Out of an estimated 3.3 million truckers, about 1.3 million haul freight. Of these, about 350,000 are independent drivers. Most own their trucks but lease them to companies. Or,... they work for whoever has goods for them to carry.
Because he cannot afford health care, he relies on state-sponsored coverage for himself and his family. They are qualified to receive food stamps, but pride stops them from doing so. In his best year he earned $40,000, but last year he made only $9,000.The grueling schedule and financial problems also take a toll on truckers mental and physical health, according to John Siebert, an official with the Owner-Operator Independent Drivers Association:
Much has gone wrong for him in the last few years, and he partly blames it on freight rates that have barely gone up while fuel and other costs have soared and eaten away at his profits.
He also has made some financial missteps, among them expecting tax write-offs for his rig to help his bottom line. Instead, he owes $15,000 in state and federal taxes.
And 25 years behind the wheel have taken a toll. Last summer, barely able to bend his back, he had surgery. One doctor had turned him away, saying surgery would be foolish since he would return to truck driving.
The surgery put him out of work for four months. Without savings, he took out a home equity loan to pay bills, then sold his truck's trailer and bought a less costly model.
He also has decided to sell his 2-year-old $140,000 truck because the $2,000 monthly payments are killing him. To attract potential buyers Kobernick has had to steadily lower the asking price.
"I haven't had a vacation in 12 years. I have no dental. No pension. No savings," he says as the sun's dying rays filter through pine trees in South Carolina. "Hopefully, I'll catch up one day here down the line. But right now that isn't going to happen any time soon."
Several years ago, when glancing through members' obituaries, Siebert discovered that their average age at death was 55. In his research, he also found a higher-than-average suicide rate for members and turned his findings over to NIOSH, which has been examining truckers' health for the last few years.I wrote quite a bit more in my review of Labaton's article about the structural problems in the trucking industry that lead to these unsafe conditions. Put all of these articles together and you get a pretty frightening picture of America's highways. What are the solutions? An improved regulatory structure to start with, but until the root causes are addressed -- deregulation and the sharp drop in unionized drivers -- we're not going to get very far just attacking the symptoms.

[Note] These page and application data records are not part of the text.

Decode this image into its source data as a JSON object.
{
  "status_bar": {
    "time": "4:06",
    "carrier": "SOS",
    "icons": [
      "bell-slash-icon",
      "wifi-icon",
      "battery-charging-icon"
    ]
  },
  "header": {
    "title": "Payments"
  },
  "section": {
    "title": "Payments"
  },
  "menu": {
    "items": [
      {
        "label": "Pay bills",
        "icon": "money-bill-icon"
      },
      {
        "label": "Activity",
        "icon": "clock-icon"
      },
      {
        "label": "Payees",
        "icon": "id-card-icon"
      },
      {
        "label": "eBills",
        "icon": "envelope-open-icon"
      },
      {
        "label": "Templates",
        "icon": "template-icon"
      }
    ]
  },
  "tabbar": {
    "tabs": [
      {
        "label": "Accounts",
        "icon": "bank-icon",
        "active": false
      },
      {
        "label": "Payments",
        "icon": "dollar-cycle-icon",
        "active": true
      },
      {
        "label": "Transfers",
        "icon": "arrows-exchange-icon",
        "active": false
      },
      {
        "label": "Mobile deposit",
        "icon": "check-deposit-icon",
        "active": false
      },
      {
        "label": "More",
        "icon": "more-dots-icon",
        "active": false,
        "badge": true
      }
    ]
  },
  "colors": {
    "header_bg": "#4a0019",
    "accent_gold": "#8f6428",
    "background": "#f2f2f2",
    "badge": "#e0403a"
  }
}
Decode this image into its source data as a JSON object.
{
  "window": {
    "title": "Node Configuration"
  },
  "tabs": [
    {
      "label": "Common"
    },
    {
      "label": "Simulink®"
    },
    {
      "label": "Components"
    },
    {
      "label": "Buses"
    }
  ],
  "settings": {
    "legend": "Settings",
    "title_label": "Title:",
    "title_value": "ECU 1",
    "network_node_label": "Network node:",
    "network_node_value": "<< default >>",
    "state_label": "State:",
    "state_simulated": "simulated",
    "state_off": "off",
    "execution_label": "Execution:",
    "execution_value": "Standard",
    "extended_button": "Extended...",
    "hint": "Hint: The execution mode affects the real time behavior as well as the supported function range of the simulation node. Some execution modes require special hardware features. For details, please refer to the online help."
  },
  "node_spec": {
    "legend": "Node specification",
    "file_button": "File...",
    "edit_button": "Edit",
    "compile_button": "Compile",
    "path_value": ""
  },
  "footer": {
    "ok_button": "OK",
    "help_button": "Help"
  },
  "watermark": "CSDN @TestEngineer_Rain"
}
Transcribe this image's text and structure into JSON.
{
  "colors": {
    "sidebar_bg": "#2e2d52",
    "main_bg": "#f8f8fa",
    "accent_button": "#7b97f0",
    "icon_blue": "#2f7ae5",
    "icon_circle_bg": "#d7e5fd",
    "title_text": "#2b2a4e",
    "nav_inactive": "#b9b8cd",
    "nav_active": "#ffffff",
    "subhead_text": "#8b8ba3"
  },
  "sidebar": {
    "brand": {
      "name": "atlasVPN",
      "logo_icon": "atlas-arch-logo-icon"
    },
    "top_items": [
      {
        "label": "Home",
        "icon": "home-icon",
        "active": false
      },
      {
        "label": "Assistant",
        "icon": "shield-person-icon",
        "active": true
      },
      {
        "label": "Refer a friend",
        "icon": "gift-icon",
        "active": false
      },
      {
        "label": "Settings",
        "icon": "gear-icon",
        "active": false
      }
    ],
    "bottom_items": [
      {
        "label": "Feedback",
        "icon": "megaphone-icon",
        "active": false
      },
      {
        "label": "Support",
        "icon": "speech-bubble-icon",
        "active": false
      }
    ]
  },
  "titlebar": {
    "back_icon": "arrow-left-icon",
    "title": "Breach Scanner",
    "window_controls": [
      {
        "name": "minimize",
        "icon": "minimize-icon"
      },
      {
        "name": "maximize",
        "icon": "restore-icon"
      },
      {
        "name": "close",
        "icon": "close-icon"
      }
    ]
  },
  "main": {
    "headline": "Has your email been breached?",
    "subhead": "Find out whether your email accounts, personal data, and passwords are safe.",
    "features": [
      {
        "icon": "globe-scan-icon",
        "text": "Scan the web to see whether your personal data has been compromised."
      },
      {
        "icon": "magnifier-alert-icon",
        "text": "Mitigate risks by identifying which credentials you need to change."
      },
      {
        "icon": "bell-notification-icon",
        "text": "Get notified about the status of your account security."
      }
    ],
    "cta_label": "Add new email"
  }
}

Siebert says he believes such problems are linked to difficult lives and financial stress. He lists organization surveys showing that nearly 9 out of 10 of its members are obese or overweight and nearly two-thirds expect to rely solely upon Social Security when they retire.
He especially worries about produce haulers like Kobernick who have highly unpredictable work schedules. If anything goes wrong, or their schedule is too tight, they lose out financially, and their health often is neglected as they push to work longer hours.
"These guys are working 100 to 120 hours a week, and their sleep patterns are all over the clock," he says.